Earlier this year, a New York state intermediate appellate court held that a provision in a commercial lease waiving a tenant's right to bring a declaratory judgment action is an enforceable waiver of the tenant's right to seek a Yellowstone injunction, which stops the clock on a tenant's time to cure an alleged default. This should put commercial tenants on alert for language in draft leases that could, without immediately appearing to, waive important rights they would otherwise have under New York law.
A Yellowstone injunction is a temporary restraining order sought by a commercial tenant that effectively tolls the cure period that follows a notice of default until the landlord and tenant resolve—in a declaratory judgment action brought by the tenant with its TRO application—whether the tenant actually defaulted under the lease. If the tenant prevails in the declaratory judgment action by showing that no default occurred, it stays in possession. If the tenant loses, however, the tenant has the remainder of the cure period to cure the default and thereby remain in possession.
159 MP Corp. v. Redbridge Bedford,
In 159 MP Corp. v. Redbridge Bedford, LLC,(1) the Appellate Division, Second Department, held that a provision in a commercial lease under which the tenant "waives its right to bring a declaratory judgment action with respect to any provision of this Lease or with respect to any notice sent pursuant to the provisions of this Lease" is an enforceable waiver that prevents the tenant from seeking a Yellowstone injunction.
In Redbridge, the landlord of several properties in Williamsburg, Brooklyn, issued to its tenants (related entities whose leases all contained the same waiver quoted above) notices to cure alleging that the tenants committed fire code violations and failed to obtain certain permits. Within the cure period, the tenants sought Yellowstone relief. The Supreme Court, Kings County, denied the tenants' motions for Yellowstone relief, on the basis that the tenants had waived that right in the leases.

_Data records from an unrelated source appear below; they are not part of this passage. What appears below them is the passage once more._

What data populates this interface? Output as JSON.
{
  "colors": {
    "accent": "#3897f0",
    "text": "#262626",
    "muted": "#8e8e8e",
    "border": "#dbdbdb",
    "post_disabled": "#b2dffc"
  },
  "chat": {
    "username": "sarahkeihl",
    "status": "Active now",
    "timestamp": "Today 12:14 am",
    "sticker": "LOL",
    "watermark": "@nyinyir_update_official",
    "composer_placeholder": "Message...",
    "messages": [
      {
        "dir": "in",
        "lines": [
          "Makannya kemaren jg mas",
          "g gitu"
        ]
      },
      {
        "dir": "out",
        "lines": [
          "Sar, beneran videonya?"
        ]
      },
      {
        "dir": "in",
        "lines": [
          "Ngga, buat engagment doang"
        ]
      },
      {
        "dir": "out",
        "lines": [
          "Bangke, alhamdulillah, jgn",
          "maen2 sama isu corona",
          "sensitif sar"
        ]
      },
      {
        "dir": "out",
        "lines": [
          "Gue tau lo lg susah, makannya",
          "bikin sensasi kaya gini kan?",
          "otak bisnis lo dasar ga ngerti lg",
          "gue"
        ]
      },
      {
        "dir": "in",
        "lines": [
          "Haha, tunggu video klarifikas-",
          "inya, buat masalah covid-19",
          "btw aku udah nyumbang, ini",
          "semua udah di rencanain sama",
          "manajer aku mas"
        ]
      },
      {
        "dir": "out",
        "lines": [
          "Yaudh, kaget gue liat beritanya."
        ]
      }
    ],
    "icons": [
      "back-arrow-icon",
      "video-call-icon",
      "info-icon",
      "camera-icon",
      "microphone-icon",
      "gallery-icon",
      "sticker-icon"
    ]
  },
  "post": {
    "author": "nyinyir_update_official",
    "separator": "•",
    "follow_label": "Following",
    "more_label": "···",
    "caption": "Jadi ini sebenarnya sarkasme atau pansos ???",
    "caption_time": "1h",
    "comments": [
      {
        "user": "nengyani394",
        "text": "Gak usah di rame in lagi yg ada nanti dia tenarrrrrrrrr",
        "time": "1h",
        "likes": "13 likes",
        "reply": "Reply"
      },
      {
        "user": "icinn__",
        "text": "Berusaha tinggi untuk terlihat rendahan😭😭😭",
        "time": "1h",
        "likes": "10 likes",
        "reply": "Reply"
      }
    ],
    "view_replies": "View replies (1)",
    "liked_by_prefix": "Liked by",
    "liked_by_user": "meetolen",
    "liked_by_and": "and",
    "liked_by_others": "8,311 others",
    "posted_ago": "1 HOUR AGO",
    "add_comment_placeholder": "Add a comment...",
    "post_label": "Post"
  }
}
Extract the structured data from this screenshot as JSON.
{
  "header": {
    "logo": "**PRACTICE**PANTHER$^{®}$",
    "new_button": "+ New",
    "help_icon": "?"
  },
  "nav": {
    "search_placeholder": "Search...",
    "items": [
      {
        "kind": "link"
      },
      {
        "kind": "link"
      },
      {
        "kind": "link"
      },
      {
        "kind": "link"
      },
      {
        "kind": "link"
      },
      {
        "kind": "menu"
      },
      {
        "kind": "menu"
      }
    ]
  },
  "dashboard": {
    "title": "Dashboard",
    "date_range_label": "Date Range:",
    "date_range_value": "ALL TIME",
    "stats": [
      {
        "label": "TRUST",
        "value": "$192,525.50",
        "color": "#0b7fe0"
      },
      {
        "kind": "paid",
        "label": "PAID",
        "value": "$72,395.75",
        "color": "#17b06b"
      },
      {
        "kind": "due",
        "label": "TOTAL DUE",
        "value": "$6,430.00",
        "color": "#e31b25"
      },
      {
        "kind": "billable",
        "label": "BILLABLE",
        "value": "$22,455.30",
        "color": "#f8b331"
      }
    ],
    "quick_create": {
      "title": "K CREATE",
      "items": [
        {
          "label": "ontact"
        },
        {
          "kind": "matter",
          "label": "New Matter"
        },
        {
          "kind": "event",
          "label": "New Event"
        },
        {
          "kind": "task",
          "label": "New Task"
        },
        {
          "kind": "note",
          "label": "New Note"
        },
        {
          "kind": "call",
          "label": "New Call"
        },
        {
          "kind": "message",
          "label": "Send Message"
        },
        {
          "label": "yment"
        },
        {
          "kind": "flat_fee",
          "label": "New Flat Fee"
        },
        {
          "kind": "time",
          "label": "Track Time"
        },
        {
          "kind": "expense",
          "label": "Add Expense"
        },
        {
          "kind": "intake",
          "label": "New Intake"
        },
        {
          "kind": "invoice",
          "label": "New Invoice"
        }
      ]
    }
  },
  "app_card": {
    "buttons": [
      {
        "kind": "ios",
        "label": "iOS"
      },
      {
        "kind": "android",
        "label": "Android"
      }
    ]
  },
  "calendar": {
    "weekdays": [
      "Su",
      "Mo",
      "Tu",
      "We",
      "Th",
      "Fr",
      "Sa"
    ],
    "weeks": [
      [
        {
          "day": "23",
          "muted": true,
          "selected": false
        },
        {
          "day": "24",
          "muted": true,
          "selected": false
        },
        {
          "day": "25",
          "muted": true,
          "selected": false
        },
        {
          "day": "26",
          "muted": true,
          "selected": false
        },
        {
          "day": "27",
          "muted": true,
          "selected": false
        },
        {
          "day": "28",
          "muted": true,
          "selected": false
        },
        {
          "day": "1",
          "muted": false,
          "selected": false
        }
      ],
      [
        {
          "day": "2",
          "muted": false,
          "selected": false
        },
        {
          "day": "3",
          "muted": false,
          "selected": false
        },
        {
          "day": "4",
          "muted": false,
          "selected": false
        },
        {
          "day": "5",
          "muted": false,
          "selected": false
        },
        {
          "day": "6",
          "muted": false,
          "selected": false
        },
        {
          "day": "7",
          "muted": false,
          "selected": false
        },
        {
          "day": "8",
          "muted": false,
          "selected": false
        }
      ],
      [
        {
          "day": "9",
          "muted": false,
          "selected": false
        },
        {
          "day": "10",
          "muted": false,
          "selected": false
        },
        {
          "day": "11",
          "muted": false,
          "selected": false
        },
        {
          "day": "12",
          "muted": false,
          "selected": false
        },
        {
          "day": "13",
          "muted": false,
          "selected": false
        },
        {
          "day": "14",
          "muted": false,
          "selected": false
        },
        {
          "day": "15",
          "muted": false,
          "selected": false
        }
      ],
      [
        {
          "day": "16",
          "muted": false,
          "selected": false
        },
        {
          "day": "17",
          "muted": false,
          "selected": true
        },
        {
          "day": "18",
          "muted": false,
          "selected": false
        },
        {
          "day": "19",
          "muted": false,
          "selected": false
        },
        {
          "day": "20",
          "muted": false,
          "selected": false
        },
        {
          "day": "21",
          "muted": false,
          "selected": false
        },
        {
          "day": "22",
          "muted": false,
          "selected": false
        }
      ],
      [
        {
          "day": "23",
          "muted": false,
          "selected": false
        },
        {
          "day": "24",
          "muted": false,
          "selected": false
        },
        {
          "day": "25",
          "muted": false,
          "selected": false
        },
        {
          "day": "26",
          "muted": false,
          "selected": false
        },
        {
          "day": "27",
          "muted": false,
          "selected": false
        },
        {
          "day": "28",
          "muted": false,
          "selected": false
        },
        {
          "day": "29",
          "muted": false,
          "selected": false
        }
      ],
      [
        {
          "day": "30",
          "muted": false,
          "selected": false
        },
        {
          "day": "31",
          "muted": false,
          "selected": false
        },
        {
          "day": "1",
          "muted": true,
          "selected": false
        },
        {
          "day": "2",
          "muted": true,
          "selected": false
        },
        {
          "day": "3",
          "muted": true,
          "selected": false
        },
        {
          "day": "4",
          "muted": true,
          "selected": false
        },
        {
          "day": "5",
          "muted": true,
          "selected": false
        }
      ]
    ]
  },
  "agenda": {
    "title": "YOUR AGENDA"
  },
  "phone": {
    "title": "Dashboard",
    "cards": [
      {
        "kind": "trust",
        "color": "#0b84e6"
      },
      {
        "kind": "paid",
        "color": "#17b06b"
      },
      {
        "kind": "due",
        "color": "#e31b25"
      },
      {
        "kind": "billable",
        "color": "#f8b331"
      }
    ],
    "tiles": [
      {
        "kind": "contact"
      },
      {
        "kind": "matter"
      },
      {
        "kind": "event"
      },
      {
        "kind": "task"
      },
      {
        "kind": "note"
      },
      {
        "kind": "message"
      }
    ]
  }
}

The tenants appealed, and the Second Department affirmed. The court supported its decision by extolling the importance in American jurisprudence of the right of parties to freely enter into contracts, and to have those contracts enforced as written. The court also emphasized that the lease in question was a commercial lease entered into by sophisticated businesses. The court then noted that the New York legislature had enacted many statutes giving tenants certain rights that cannot be waived, but that it had not enacted any legislation codifying the right to Yellowstone relief or declaring that the right to seek such relief may not be waived. The court finally supported its holding by pointing out the alternative remedies open to the tenants in the case: they could (1) sue the landlord for damages after vacating the premises; or (2) refuse to cure, remain in possession despite the landlord's termination of the lease, and raise their legal and factual defenses in a summary proceeding brought by the landlord in Civil Court to evict them.
One justice of five dissented, noting that the tenant's right to raise its arguments in a summary proceeding is not an adequate substitute for declaratory relief and a Yellowstone injunction, because a losing tenant is evicted if the landlord's notice of default is upheld, with no opportunity to cure. Moreover, the dissenter pointed out, a tenant served with a notice of default that the tenant believes is invalid has no right to commence a summary proceeding to challenge that alleged default; instead, the tenant must wait until the landlord commences such a proceeding to evict the tenant.
Impact of Redbridge
The immediate impact of the Redbridge decision is limited, for now, to just those areas of New York under the Second Department's jurisdiction: Brooklyn, Queens, Staten Island, Long Island, and the five counties immediately north of New York City. Already, one judge in Queens has invoked Redbridge to enforce a waiver of the right to seek a Yellowstone injunction.(2)
With the uncertainty surrounding whether the Court of Appeals will affirm or reverse Redbridge, or whether any of the other departments will follow it, commercial tenants throughout New York should proceed cautiously, under the assumption that Redbridge's holding could soon apply statewide.
1. 160 A.D.3d 176, 71 N.Y.S.3d 87 (2d Dep't 2018).
2. See Xiu Lan Ni v. Fortune Plaza LLC, No. 700113/2018, 2018 N.Y. Slip Op. 30916(U) (Sup. Ct. Queens Cty. Apr. 16, 2018).
Commercial tenants entering into new leases should review draft agreements carefully for explicit waivers of the right to seek Yellowstone relief and less obvious waivers of that right that are drafted more vaguely, such as provisions that:
- waive a tenant's right to seek "declaratory" relief,
- waive a tenant's right to seek "injunctive" relief, or
- state that the parties "intend that their disputes be adjudicated through summary proceedings."
Any of these or similar provisions will waive an important right New York law has afforded to commercial tenants for decades: the right to dispute a landlord's assertion of an event of default while maintaining the option to cure that default if upheld.
The content of this article is intended to provide a general guide to the subject matter. Specialist advice should be sought about your specific circumstances.